Neither of these purposes is deterrent or retributive, and thus neither is punitive. The immediate purpose is merely to facilitate the gathering of evidence. The long-range purpose is to protect public safety by keeping drunk drivers off public roads.

[3] The suspension of a driver's license after refusal to take a chemical test is closely analogous to the disbarment or suspension of an attorney after conviction of a crime involving moral turpitude. (Bus. & Prof. Code, § 6101.) The attorney's disbarment or suspension does not constitute a second punishment in violation of the double jeopardy clause because the State Bar proceeding is " 'sui generis, neither civil nor criminal in character.' " (Fitzsimmons v. State Bar (1983) 34 Cal. 3d 327, 332 [193 Cal. Rptr. 896, 667 P.2d 700], italics in original, quoting Yokozeki v. State Bar (1974) 11 Cal. 3d 436, 447 [113 Cal. Rptr. 602, 521 P.2d 858].) This is because the purpose of the disbarment or suspension is not to punish, but to protect the public from unfit lawyers. That purpose is "reminiscent of" but nevertheless [230 Cal. App. 3d 1562] distinct from the criminal process. (Mississippi State Bar v. Young (Miss. 1987) 509 So. 2d 210, 213-214, fn. 1, quoting In Matter of Logan (1976) 70 N.J. 222 [358 A.2d 787, 790] and Martyn, Lawyer Competence and Lawyer Discipline: Beyond the Bar? (1971) 69 Geo.L.J. 705, 708-709.)
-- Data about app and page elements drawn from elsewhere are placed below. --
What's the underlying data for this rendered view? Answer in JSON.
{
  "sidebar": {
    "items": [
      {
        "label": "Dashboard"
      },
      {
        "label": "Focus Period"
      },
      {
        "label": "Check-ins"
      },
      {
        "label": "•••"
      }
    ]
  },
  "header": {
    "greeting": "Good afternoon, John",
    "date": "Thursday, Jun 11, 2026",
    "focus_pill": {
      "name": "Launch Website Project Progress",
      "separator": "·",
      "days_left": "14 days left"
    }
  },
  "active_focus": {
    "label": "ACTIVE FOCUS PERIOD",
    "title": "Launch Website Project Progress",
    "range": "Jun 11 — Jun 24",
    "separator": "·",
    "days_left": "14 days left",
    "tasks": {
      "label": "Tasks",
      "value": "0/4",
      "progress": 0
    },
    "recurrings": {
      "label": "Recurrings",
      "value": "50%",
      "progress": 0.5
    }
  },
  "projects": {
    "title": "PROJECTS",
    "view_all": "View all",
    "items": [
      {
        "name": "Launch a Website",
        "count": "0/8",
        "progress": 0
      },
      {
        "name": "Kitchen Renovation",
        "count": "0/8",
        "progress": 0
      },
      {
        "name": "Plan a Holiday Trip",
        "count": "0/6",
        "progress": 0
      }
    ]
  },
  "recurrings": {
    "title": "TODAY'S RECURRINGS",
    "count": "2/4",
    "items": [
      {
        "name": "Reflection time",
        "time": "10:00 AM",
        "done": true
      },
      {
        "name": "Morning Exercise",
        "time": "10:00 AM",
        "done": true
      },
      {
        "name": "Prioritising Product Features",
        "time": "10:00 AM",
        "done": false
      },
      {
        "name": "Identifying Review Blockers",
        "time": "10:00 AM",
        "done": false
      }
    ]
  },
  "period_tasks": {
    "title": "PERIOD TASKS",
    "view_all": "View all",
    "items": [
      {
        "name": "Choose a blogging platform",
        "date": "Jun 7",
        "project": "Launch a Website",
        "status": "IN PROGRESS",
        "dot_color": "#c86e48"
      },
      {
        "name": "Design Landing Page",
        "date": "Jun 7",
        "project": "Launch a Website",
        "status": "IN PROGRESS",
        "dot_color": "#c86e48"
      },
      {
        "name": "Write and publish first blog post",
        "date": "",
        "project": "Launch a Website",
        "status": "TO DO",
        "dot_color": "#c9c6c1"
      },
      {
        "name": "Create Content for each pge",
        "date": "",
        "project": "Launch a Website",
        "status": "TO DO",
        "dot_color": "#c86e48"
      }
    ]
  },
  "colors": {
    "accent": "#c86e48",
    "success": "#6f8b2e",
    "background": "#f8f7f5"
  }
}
[2b] Just as the purpose of attorney disbarment or suspension is to protect the public by keeping unfit lawyers from practicing law, the long- range purpose of a driver's license suspension is to protect the public by keeping unfit drivers from driving. If the former is not punishment for purposes of double jeopardy analysis, the latter must not be, either.

We also note that the driver's license suspension statute differs from the statute imposing the 48-hour refusal enhancement in that the former does not require willful refusal. (Pawlowski v. Pierce (1988) 202 Cal. App. 3d 692, 698-699 [249 Cal. Rptr. 49].) One indication of the punitive nature of a sanction is that "it comes into play only on a finding of scienter." (Kennedy v. Mendoza- Martinez (1963) 372 U.S. 144, 168 [9 L. Ed. 2d 644, 661, 83 S. Ct. 554], fn. omitted, italics in original.) Finally, the fact that suspension of one's driving privilege is extremely inconvenient does not bring it within the ambit of the double jeopardy clause, as often "for the defendant even remedial sanctions carry the sting of punishment." (United States v. Halper, supra, 490 U.S. at p. 447, fn. 7 [104 L.Ed.2d at p. 501].)

We therefore conclude that although the suspension of a driver's license for refusal to take a chemical test cannot be characterized as remedial, it also cannot be fairly characterized as a deterrence or retribution. Like attorney disbarment and suspension, it is sui generis. As it does not constitute punishment, a license suspension after imposition of the 48-hour refusal enhancement does not violate the double jeopardy clause.

Ellis also contends the trial court abused its discretion because it purportedly ruled "that the practicalities of administering the chemical test refusal laws outweighed appellant's rights under the U.S. Constitution not to be punished twice for the same conduct." This startling assertion is based on the trial court's observation that, "If it is double jeopardy, the whole state will come to a halt real fast." The record clearly demonstrates this comment was not the basis of any ruling whatsoever. Rather, the trial court stated its opinion that Ellis made "an interesting argument, not without imagination," but one which nonetheless was not supported by the cited authorities. [230 Cal. App. 3d 1563] The judgment is affirmed.

Low, P. J., and Haning, J., concurred.

FN 1. Ellis's claim that the judgment was signed by a judge other than the one who heard the matter apparently results from his confusing the actual judgment and order with a copy attached to the notice of entry.